The entries below should be output exactly as written.
(MATERIAL FOR THIS EXERCISE Opens)
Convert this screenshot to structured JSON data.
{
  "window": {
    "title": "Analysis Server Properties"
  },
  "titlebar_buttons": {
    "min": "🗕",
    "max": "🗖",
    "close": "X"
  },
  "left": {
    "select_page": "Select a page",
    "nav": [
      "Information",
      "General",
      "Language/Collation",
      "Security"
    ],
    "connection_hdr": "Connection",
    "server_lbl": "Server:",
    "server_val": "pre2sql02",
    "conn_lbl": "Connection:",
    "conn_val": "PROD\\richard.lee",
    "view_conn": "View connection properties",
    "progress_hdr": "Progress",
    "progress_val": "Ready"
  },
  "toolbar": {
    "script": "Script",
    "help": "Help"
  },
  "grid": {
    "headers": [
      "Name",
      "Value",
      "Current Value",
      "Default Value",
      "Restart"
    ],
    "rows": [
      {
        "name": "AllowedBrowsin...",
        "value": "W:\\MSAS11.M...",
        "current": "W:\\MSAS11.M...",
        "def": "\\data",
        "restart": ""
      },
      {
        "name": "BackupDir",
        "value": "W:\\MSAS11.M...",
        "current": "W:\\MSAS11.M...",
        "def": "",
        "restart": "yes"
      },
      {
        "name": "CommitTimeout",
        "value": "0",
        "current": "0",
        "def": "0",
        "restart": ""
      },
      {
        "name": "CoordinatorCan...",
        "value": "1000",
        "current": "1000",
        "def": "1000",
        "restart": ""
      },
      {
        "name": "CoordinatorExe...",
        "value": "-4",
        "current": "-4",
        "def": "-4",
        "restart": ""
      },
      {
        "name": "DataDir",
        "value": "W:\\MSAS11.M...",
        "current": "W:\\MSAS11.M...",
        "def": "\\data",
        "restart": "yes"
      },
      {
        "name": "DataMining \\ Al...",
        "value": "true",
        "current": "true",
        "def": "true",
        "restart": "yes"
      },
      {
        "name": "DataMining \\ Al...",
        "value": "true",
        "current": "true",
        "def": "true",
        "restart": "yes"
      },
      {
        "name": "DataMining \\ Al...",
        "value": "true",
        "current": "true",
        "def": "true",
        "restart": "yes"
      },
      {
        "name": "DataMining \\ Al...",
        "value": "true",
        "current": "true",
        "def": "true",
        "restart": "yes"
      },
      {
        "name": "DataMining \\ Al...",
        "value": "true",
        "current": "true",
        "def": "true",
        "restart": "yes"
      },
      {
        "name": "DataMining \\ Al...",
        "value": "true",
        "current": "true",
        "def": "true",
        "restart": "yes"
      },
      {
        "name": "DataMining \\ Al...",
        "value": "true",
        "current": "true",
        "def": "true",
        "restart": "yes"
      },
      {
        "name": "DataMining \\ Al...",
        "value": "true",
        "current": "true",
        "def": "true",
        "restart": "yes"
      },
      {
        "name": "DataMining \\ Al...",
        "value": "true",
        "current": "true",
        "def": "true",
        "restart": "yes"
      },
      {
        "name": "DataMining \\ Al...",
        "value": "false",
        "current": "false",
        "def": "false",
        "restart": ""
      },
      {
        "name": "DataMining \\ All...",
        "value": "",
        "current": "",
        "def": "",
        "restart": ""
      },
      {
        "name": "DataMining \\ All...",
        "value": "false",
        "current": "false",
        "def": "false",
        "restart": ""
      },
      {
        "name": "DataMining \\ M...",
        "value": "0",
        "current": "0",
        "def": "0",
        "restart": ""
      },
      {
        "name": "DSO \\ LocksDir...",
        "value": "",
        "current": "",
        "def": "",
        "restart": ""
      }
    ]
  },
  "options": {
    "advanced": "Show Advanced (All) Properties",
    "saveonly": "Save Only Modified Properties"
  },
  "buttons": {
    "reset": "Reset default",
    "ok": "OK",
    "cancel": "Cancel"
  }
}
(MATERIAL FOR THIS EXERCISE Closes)
ANSWER TO THIS PROBLEM:
Convert this screenshot to structured JSON data.
{
  "window": {
    "title": "Analysis Server Properties"
  },
  "titlebar_buttons": {
    "min": "🗕",
    "max": "🗖",
    "close": "X"
  },
  "left": {
    "select_page": "Select a page",
    "nav": [
      "Information",
      "General",
      "Language/Collation",
      "Security"
    ],
    "connection_hdr": "Connection",
    "server_lbl": "Server:",
    "server_val": "pre2sql02",
    "conn_lbl": "Connection:",
    "conn_val": "PROD\\richard.lee",
    "view_conn": "View connection properties",
    "progress_hdr": "Progress",
    "progress_val": "Ready"
  },
  "toolbar": {
    "script": "Script",
    "help": "Help"
  },
  "grid": {
    "headers": [
      "Name",
      "Value",
      "Current Value",
      "Default Value",
      "Restart"
    ],
    "rows": [
      {
        "name": "AllowedBrowsin...",
        "value": "W:\\MSAS11.M...",
        "current": "W:\\MSAS11.M...",
        "def": "\\data",
        "restart": ""
      },
      {
        "name": "BackupDir",
        "value": "W:\\MSAS11.M...",
        "current": "W:\\MSAS11.M...",
        "def": "",
        "restart": "yes"
      },
      {
        "name": "CommitTimeout",
        "value": "0",
        "current": "0",
        "def": "0",
        "restart": ""
      },
      {
        "name": "CoordinatorCan...",
        "value": "1000",
        "current": "1000",
        "def": "1000",
        "restart": ""
      },
      {
        "name": "CoordinatorExe...",
        "value": "-4",
        "current": "-4",
        "def": "-4",
        "restart": ""
      },
      {
        "name": "DataDir",
        "value": "W:\\MSAS11.M...",
        "current": "W:\\MSAS11.M...",
        "def": "\\data",
        "restart": "yes"
      },
      {
        "name": "DataMining \\ Al...",
        "value": "true",
        "current": "true",
        "def": "true",
        "restart": "yes"
      },
      {
        "name": "DataMining \\ Al...",
        "value": "true",
        "current": "true",
        "def": "true",
        "restart": "yes"
      },
      {
        "name": "DataMining \\ Al...",
        "value": "true",
        "current": "true",
        "def": "true",
        "restart": "yes"
      },
      {
        "name": "DataMining \\ Al...",
        "value": "true",
        "current": "true",
        "def": "true",
        "restart": "yes"
      },
      {
        "name": "DataMining \\ Al...",
        "value": "true",
        "current": "true",
        "def": "true",
        "restart": "yes"
      },
      {
        "name": "DataMining \\ Al...",
        "value": "true",
        "current": "true",
        "def": "true",
        "restart": "yes"
      },
      {
        "name": "DataMining \\ Al...",
        "value": "true",
        "current": "true",
        "def": "true",
        "restart": "yes"
      },
      {
        "name": "DataMining \\ Al...",
        "value": "true",
        "current": "true",
        "def": "true",
        "restart": "yes"
      },
      {
        "name": "DataMining \\ Al...",
        "value": "true",
        "current": "true",
        "def": "true",
        "restart": "yes"
      },
      {
        "name": "DataMining \\ Al...",
        "value": "false",
        "current": "false",
        "def": "false",
        "restart": ""
      },
      {
        "name": "DataMining \\ All...",
        "value": "",
        "current": "",
        "def": "",
        "restart": ""
      },
      {
        "name": "DataMining \\ All...",
        "value": "false",
        "current": "false",
        "def": "false",
        "restart": ""
      },
      {
        "name": "DataMining \\ M...",
        "value": "0",
        "current": "0",
        "def": "0",
        "restart": ""
      },
      {
        "name": "DSO \\ LocksDir...",
        "value": "",
        "current": "",
        "def": "",
        "restart": ""
      }
    ]
  },
  "options": {
    "advanced": "Show Advanced (All) Properties",
    "saveonly": "Save Only Modified Properties"
  },
  "buttons": {
    "reset": "Reset default",
    "ok": "OK",
    "cancel": "Cancel"
  }
}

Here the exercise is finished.